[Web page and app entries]
>>>

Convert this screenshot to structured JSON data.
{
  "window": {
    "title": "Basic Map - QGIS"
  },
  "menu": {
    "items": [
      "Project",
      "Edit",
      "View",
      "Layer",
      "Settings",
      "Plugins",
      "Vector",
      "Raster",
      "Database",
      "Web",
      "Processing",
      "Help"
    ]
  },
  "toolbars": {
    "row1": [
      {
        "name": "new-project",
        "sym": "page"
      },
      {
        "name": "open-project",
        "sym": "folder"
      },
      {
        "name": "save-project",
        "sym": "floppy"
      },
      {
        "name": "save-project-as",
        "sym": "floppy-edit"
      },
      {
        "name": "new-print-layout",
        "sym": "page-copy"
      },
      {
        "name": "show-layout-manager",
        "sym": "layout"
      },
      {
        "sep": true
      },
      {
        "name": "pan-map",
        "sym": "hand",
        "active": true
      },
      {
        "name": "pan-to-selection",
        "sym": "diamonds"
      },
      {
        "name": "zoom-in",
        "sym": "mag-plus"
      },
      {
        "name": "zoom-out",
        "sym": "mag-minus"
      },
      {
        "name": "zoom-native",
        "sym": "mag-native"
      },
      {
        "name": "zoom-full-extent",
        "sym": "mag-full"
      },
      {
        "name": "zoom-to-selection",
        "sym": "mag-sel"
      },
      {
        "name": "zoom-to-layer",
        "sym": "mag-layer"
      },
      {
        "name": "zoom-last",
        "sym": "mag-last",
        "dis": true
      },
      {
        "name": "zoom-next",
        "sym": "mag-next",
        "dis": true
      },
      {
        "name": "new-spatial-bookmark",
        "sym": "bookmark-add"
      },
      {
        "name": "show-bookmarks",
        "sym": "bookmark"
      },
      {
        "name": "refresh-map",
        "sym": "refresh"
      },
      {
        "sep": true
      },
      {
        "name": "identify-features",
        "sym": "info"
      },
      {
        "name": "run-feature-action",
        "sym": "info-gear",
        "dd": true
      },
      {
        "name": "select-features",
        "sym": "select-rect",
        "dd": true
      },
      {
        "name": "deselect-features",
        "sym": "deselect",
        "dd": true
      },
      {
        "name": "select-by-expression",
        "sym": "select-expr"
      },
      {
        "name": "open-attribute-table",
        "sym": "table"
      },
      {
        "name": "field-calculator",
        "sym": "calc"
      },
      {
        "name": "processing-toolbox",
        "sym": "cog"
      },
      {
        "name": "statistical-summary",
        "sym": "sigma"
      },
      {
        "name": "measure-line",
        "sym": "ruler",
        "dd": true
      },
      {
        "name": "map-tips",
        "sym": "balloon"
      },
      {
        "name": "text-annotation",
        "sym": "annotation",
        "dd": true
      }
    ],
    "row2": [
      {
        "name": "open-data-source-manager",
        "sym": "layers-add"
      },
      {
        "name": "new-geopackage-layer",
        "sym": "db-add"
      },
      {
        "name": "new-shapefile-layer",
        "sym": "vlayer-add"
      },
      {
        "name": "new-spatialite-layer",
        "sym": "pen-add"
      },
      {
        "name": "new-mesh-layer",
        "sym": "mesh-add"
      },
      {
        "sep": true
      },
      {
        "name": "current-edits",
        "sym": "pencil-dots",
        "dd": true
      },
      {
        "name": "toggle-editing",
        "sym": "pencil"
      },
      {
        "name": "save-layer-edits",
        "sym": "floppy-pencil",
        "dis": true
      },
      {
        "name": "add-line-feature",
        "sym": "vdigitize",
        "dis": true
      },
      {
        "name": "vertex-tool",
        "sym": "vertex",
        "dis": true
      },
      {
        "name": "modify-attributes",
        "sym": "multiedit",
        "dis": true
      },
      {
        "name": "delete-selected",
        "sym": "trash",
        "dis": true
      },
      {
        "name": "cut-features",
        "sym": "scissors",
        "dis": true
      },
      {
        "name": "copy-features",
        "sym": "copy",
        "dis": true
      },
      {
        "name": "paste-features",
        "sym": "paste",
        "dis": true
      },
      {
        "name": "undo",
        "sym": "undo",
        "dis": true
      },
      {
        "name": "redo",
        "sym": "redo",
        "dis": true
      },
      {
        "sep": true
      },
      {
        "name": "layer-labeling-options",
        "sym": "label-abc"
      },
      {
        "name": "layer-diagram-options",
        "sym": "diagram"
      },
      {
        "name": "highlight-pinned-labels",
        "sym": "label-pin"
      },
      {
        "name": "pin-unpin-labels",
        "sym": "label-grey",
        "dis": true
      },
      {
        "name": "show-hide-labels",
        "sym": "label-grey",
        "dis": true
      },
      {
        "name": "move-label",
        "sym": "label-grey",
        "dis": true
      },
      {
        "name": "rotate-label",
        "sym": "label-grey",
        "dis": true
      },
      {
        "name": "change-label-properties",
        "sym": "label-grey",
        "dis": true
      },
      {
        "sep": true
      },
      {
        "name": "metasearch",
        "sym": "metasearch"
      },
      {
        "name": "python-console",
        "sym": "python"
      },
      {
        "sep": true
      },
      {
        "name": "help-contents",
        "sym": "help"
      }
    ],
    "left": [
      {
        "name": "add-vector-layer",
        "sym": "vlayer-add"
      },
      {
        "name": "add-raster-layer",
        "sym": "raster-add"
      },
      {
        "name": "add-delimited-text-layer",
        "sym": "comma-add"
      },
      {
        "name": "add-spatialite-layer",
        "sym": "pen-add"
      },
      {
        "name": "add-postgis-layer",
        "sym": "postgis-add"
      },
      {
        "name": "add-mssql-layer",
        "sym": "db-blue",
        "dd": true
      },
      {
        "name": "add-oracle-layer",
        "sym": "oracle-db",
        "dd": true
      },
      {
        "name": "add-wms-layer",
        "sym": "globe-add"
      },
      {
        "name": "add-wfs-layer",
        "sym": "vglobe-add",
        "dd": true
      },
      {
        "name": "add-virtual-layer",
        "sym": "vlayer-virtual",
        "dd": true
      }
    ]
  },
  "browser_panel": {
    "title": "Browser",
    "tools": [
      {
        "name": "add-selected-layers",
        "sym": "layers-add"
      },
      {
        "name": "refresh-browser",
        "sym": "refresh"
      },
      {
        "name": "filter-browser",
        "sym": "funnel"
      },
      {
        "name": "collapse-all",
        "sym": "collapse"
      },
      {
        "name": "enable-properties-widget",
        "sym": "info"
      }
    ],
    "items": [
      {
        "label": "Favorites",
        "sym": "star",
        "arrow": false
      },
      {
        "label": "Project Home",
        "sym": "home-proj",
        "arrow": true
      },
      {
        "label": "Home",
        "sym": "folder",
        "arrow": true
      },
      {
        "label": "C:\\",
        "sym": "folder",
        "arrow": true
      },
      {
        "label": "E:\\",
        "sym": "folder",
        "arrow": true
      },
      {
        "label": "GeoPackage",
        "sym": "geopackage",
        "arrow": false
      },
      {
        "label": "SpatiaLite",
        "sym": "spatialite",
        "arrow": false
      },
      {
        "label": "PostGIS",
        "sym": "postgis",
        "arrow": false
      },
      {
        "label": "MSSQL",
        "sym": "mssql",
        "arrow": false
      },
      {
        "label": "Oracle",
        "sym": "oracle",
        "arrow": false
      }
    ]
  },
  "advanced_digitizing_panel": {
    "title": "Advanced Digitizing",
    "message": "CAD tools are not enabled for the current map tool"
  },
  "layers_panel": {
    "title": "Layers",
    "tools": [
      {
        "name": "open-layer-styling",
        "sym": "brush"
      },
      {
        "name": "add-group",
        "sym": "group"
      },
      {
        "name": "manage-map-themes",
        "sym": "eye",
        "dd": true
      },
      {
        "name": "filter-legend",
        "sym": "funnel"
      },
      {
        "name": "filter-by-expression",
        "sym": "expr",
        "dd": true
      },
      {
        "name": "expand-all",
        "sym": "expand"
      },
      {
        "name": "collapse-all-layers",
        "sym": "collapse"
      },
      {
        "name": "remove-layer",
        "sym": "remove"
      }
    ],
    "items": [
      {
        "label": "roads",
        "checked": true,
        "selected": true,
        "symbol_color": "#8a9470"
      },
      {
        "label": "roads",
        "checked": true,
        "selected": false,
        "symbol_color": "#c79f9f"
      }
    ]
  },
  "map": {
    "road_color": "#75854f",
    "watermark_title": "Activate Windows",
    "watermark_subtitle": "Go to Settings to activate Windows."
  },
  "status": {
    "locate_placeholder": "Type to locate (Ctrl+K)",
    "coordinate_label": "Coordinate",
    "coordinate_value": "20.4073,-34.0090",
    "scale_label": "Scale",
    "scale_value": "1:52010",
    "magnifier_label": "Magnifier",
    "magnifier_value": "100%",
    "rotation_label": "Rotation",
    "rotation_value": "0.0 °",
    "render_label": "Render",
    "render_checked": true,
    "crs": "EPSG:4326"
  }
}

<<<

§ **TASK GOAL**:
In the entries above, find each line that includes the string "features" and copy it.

§ **EXERCISE RESPONSE**:
        "name": "identify-features",
        "name": "select-features",
        "name": "deselect-features",
        "name": "cut-features",
        "name": "copy-features",
        "name": "paste-features",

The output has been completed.